Reflect (ha-ha) for a moment, how nice it would be, if something as simple as looking in a mirror could help lessen your pain… Well, you might like what you see!!
Mirror image therapy is an exciting treatment for an increasing number of pain conditions. Today we’ll look at an uncommon pain disorder – phantom pain – but one that started us down the path of using mirror image therapy for pain.
Phantom pain is pain in a part of the body that’s no longer there, e.g. from an accident, surgery, etc. This pain is most common in limbs, but can also occur in other body parts, e.g. a breast after mastectomy. It’s more likely to occur if pain was present before removal of the body part.
The exact causes of phantom pain are uncertain, but ideas include:
- a brain “memory” of pain, if there was pain before an amputation
- re-wiring of nerve circuits in the brain as the brain experiences a change in incoming sensations from the body part that’s now missing
- abnormal re-growth in the cut nerve endings
The most interesting possible explanation for phantom limb pain involves the brain’s “body map.” A newer idea, this hypothesis says that there’s an internal representation of your body in your brain. It helps us know where our bodies are in space, even with our eyes shut. It also helps us perform movements, without having to think about each little part of a complex movement.
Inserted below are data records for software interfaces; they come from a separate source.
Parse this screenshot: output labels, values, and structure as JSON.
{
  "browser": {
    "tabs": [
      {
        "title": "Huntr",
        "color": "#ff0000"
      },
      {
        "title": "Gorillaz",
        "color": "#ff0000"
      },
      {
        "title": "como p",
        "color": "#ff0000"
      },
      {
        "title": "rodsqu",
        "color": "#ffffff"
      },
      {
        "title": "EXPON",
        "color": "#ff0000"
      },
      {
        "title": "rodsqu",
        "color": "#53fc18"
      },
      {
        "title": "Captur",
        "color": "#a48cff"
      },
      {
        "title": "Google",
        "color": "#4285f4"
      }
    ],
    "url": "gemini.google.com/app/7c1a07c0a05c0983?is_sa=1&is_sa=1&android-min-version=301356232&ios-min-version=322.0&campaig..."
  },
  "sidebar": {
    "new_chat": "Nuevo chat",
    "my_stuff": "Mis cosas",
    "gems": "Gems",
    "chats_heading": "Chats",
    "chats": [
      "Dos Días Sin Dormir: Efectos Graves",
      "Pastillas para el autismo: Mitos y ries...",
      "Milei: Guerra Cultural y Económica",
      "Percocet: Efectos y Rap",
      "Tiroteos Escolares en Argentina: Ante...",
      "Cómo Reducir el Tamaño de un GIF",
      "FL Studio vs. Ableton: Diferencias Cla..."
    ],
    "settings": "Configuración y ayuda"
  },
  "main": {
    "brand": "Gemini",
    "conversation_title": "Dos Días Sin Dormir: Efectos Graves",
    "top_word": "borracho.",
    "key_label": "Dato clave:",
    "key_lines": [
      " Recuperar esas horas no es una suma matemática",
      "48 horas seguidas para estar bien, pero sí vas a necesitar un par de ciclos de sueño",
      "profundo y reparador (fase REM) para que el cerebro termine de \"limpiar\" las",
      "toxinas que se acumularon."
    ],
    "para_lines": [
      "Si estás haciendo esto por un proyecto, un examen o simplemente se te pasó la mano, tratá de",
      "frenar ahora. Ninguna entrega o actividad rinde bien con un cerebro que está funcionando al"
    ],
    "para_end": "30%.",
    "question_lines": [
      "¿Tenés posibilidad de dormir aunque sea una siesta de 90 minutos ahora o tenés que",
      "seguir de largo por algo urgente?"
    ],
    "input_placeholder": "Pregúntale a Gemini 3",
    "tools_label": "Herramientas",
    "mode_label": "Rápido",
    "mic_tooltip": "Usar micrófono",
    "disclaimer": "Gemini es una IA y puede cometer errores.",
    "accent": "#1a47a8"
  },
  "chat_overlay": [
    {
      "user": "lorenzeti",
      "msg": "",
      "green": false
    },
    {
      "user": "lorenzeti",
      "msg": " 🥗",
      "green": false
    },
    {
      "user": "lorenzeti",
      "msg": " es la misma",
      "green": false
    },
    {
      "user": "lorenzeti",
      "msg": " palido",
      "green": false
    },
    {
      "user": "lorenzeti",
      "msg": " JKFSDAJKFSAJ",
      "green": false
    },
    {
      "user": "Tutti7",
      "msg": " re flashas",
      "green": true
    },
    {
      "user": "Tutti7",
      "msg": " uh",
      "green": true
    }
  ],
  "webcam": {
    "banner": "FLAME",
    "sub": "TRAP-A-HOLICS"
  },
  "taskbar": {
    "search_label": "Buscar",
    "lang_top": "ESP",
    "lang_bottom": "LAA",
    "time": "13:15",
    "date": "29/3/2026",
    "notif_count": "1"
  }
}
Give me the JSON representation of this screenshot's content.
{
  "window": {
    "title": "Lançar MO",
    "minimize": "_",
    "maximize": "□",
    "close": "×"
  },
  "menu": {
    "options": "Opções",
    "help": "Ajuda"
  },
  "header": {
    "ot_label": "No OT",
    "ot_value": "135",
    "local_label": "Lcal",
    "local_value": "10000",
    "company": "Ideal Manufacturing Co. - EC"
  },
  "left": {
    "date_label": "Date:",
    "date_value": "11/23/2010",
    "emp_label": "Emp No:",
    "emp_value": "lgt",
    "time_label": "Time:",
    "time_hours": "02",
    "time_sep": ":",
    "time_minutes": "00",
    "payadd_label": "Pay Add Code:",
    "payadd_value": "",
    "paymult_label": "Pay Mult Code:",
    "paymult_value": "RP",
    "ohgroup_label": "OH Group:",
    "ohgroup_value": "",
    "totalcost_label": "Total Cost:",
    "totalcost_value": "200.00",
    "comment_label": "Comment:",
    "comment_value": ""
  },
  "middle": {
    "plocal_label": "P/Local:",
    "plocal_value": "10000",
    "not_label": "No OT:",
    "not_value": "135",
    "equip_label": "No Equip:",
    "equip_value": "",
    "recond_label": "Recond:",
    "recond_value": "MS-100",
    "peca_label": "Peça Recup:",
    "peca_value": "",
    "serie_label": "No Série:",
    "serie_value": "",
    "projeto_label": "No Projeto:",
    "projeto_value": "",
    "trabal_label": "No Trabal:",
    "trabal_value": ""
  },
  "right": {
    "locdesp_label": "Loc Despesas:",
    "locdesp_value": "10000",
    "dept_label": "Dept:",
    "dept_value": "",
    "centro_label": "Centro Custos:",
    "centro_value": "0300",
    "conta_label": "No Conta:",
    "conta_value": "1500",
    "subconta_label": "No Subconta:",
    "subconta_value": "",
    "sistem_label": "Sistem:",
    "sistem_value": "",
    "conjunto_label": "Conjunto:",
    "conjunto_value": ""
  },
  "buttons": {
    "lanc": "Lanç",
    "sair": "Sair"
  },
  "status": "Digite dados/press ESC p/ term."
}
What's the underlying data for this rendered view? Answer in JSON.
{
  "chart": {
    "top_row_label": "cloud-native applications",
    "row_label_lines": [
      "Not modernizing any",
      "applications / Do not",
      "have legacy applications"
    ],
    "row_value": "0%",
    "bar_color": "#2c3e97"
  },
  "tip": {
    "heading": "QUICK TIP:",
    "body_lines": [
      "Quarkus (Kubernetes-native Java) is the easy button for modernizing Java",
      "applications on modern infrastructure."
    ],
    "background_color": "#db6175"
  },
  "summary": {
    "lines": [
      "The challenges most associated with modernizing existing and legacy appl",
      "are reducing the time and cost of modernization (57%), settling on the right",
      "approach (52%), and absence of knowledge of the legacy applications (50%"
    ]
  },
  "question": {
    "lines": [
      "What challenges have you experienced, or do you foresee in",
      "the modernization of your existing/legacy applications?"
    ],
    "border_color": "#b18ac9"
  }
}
When there’s a mis-match between the brain’s internal image and the sensations that register as being from the missing body part, the brain may interpret these as pain.
For example, if I want to pick up a cup, my brain needs to figure out things like …
- where my hand is now
- where my hand is each time my muscles move it, to make interim adjustments
- what force I need to create to pick something up, etc.
My brain also gets sensations as I’m performing this task:
- what position my hand is in to start
- what position my hand is in as my muscles move it
- what force I’m exerting on the cup, etc.
When there are problems with these outgoing and incoming sensations, pain can occur. For example, when my brain sends a message to my hand to open, but nothing happens, problems can start. Likewise, when my brain sends that message to open my hand, but there are no sensations coming back of my hand opening, problems can start.
2 excellent websites where you can learn more, as well as purchase a mirror with instructions for use:
In my next post about mirror image therapy, we’ll look at how it can help CRPS (Complex Regional Pain Syndrome) or RSD.